**Work required:** Would you please restate all of the entries exactly, apart from the pictures?

**Data:**
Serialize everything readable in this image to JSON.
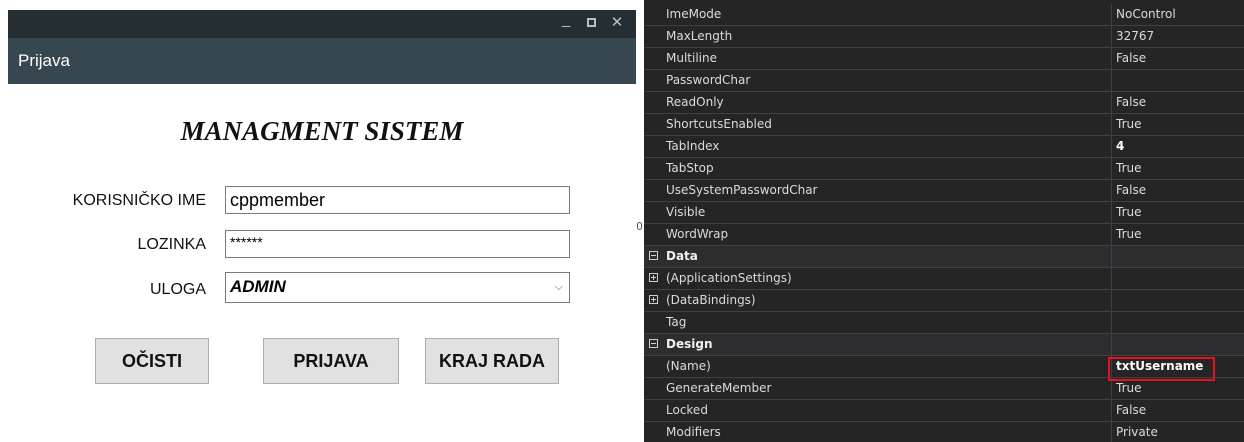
{
  "window": {
    "controls": {
      "minimize": "_",
      "close": "✕"
    },
    "title": "Prijava"
  },
  "form": {
    "heading": "MANAGMENT SISTEM",
    "username_label": "KORISNIČKO IME",
    "username_value": "cppmember",
    "password_label": "LOZINKA",
    "password_value": "******",
    "role_label": "ULOGA",
    "role_value": "ADMIN",
    "role_chevron": "⌵",
    "buttons": {
      "clear": "OČISTI",
      "login": "PRIJAVA",
      "exit": "KRAJ RADA"
    }
  },
  "properties": {
    "rows": [
      {
        "name": "ImeMode",
        "value": "NoControl"
      },
      {
        "name": "MaxLength",
        "value": "32767"
      },
      {
        "name": "Multiline",
        "value": "False"
      },
      {
        "name": "PasswordChar",
        "value": ""
      },
      {
        "name": "ReadOnly",
        "value": "False"
      },
      {
        "name": "ShortcutsEnabled",
        "value": "True"
      },
      {
        "name": "TabIndex",
        "value": "4"
      },
      {
        "name": "TabStop",
        "value": "True"
      },
      {
        "name": "UseSystemPasswordChar",
        "value": "False"
      },
      {
        "name": "Visible",
        "value": "True"
      },
      {
        "name": "WordWrap",
        "value": "True"
      },
      {
        "name": "Data",
        "value": ""
      },
      {
        "name": "(ApplicationSettings)",
        "value": ""
      },
      {
        "name": "(DataBindings)",
        "value": ""
      },
      {
        "name": "Tag",
        "value": ""
      },
      {
        "name": "Design",
        "value": ""
      },
      {
        "name": "(Name)",
        "value": "txtUsername"
      },
      {
        "name": "GenerateMember",
        "value": "True"
      },
      {
        "name": "Locked",
        "value": "False"
      },
      {
        "name": "Modifiers",
        "value": "Private"
      }
    ],
    "highlight_color": "#e81123"
  }
}
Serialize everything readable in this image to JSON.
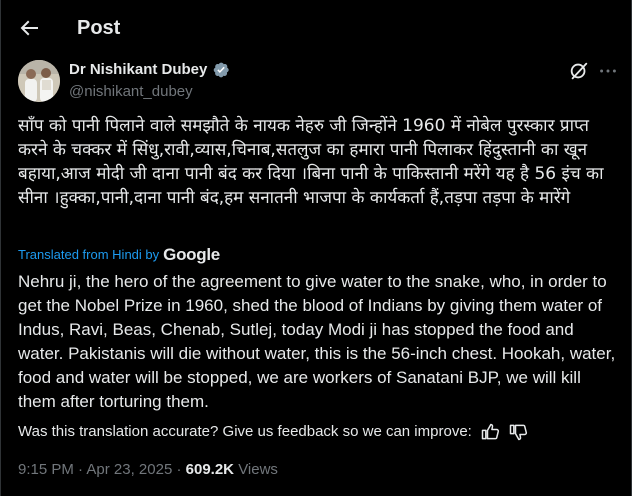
{
  "header": {
    "title": "Post"
  },
  "author": {
    "name": "Dr Nishikant Dubey",
    "handle": "@nishikant_dubey"
  },
  "post": {
    "original_text": "साँप को पानी पिलाने वाले समझौते के नायक नेहरु जी जिन्होंने 1960 में नोबेल पुरस्कार प्राप्त करने के चक्कर में सिंधु,रावी,व्यास,चिनाब,सतलुज का हमारा पानी पिलाकर हिंदुस्तानी का खून बहाया,आज मोदी जी दाना पानी बंद कर दिया ।बिना पानी के पाकिस्तानी मरेंगे यह है 56 इंच का सीना ।हुक्का,पानी,दाना पानी बंद,हम सनातनी भाजपा के कार्यकर्ता हैं,तड़पा तड़पा के मारेंगे",
    "translated_from": "Translated from Hindi by",
    "google": "Google",
    "translation": "Nehru ji, the hero of the agreement to give water to the snake, who, in order to get the Nobel Prize in 1960, shed the blood of Indians by giving them water of Indus, Ravi, Beas, Chenab, Sutlej, today Modi ji has stopped the food and water. Pakistanis will die without water, this is the 56-inch chest. Hookah, water, food and water will be stopped, we are workers of Sanatani BJP, we will kill them after torturing them.",
    "feedback_prompt": "Was this translation accurate? Give us feedback so we can improve:",
    "time": "9:15 PM",
    "date": "Apr 23, 2025",
    "separator": "·",
    "views_count": "609.2K",
    "views_label": "Views"
  },
  "icons": {
    "back": "arrow-left-icon",
    "verified": "verified-badge-icon",
    "grok": "grok-icon",
    "more": "more-horizontal-icon",
    "thumbs_up": "thumbs-up-icon",
    "thumbs_down": "thumbs-down-icon"
  },
  "colors": {
    "background": "#000000",
    "text": "#e7e9ea",
    "secondary": "#71767b",
    "accent": "#1d9bf0"
  }
}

**Result for this task:**
Serialize everything readable in this image to JSON.
{
  "window": {
    "controls": {
      "minimize": "_",
      "close": "✕"
    },
    "title": "Prijava"
  },
  "form": {
    "heading": "MANAGMENT SISTEM",
    "username_label": "KORISNIČKO IME",
    "username_value": "cppmember",
    "password_label": "LOZINKA",
    "password_value": "******",
    "role_label": "ULOGA",
    "role_value": "ADMIN",
    "role_chevron": "⌵",
    "buttons": {
      "clear": "OČISTI",
      "login": "PRIJAVA",
      "exit": "KRAJ RADA"
    }
  },
  "properties": {
    "rows": [
      {
        "name": "ImeMode",
        "value": "NoControl"
      },
      {
        "name": "MaxLength",
        "value": "32767"
      },
      {
        "name": "Multiline",
        "value": "False"
      },
      {
        "name": "PasswordChar",
        "value": ""
      },
      {
        "name": "ReadOnly",
        "value": "False"
      },
      {
        "name": "ShortcutsEnabled",
        "value": "True"
      },
      {
        "name": "TabIndex",
        "value": "4"
      },
      {
        "name": "TabStop",
        "value": "True"
      },
      {
        "name": "UseSystemPasswordChar",
        "value": "False"
      },
      {
        "name": "Visible",
        "value": "True"
      },
      {
        "name": "WordWrap",
        "value": "True"
      },
      {
        "name": "Data",
        "value": ""
      },
      {
        "name": "(ApplicationSettings)",
        "value": ""
      },
      {
        "name": "(DataBindings)",
        "value": ""
      },
      {
        "name": "Tag",
        "value": ""
      },
      {
        "name": "Design",
        "value": ""
      },
      {
        "name": "(Name)",
        "value": "txtUsername"
      },
      {
        "name": "GenerateMember",
        "value": "True"
      },
      {
        "name": "Locked",
        "value": "False"
      },
      {
        "name": "Modifiers",
        "value": "Private"
      }
    ],
    "highlight_color": "#e81123"
  }
}
Serialize everything readable in this image to JSON.
{
  "header": {
    "title": "Post"
  },
  "author": {
    "name": "Dr Nishikant Dubey",
    "handle": "@nishikant_dubey"
  },
  "post": {
    "original_text": "साँप को पानी पिलाने वाले समझौते के नायक नेहरु जी जिन्होंने 1960 में नोबेल पुरस्कार प्राप्त करने के चक्कर में सिंधु,रावी,व्यास,चिनाब,सतलुज का हमारा पानी पिलाकर हिंदुस्तानी का खून बहाया,आज मोदी जी दाना पानी बंद कर दिया ।बिना पानी के पाकिस्तानी मरेंगे यह है 56 इंच का सीना ।हुक्का,पानी,दाना पानी बंद,हम सनातनी भाजपा के कार्यकर्ता हैं,तड़पा तड़पा के मारेंगे",
    "translated_from": "Translated from Hindi by",
    "google": "Google",
    "translation": "Nehru ji, the hero of the agreement to give water to the snake, who, in order to get the Nobel Prize in 1960, shed the blood of Indians by giving them water of Indus, Ravi, Beas, Chenab, Sutlej, today Modi ji has stopped the food and water. Pakistanis will die without water, this is the 56-inch chest. Hookah, water, food and water will be stopped, we are workers of Sanatani BJP, we will kill them after torturing them.",
    "feedback_prompt": "Was this translation accurate? Give us feedback so we can improve:",
    "time": "9:15 PM",
    "date": "Apr 23, 2025",
    "separator": "·",
    "views_count": "609.2K",
    "views_label": "Views"
  },
  "icons": {
    "back": "arrow-left-icon",
    "verified": "verified-badge-icon",
    "grok": "grok-icon",
    "more": "more-horizontal-icon",
    "thumbs_up": "thumbs-up-icon",
    "thumbs_down": "thumbs-down-icon"
  },
  "colors": {
    "background": "#000000",
    "text": "#e7e9ea",
    "secondary": "#71767b",
    "accent": "#1d9bf0"
  }
}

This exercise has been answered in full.